USGS EarthWord of the Week
Whether you pan for gold or rare earths, you’ll get a lot of sand...and this EarthWord!
EarthWords is an on-going series in which we shed some light on the complicated, often difficult-to-pronounce language of science. Think of us as your terminology tour-guides, and meet us back here every week for a new word!
The EarthWord: Placer
If you’re panning for gold, you’ve come to the right place-r, that is! Placers are a type of mineral deposit in which grains of a valuable mineral like gold or the rare earths are mixed with sand deposited by a river or glacier.
Placer is also a mining method term. Placer mining uses water and gravity to separate gold from surrounding material.
Placer is an Americanization of the Catalan word placel, which itself came from the Spanish word plaza, meaning “open space.”
Use/Significance in the Earth Science Community:

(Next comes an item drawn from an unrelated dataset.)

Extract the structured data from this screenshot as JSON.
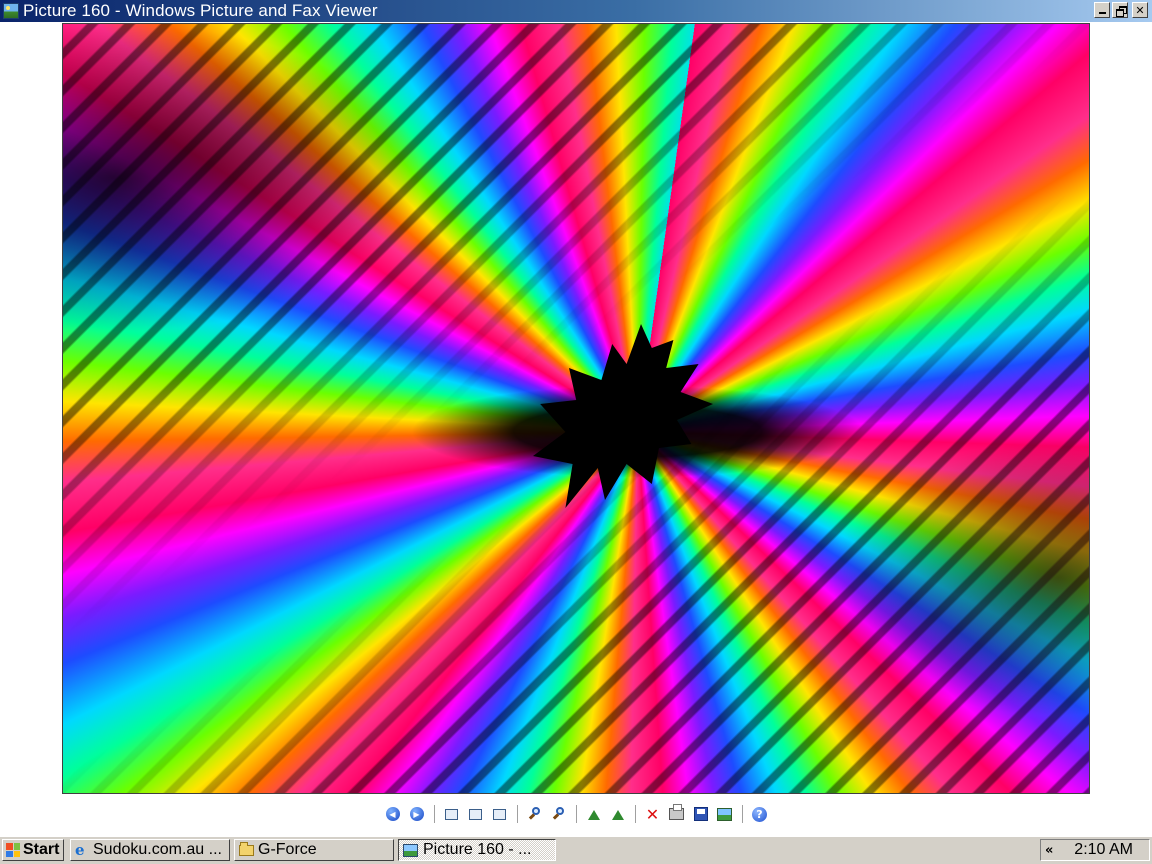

Placer deposits containing gold are areas that have highly concentrated accumulations due to stream/river erosional processes taking place around/over geologic terranes that contain gold, over a very long period of time.
Placer deposits are an important source of many valuable minerals, particularly gold and rare earth elements. They occur throughout the world.
USGS studies placer deposits as part of its Mineral Resources Program. From the 1890s Alaska Gold Rush (where 72% of the gold found came from placers) to modern-day rare earth deposits (of which quite a few are in placer deposits), USGS has placed an emphasis on studying these rich formations.
Hungry for some science, but you don’t have time for a full-course research plate? Then check out USGS Science Snippets, our snack-sized science series that focuses on the fun, weird, and fascinating stories of USGS science.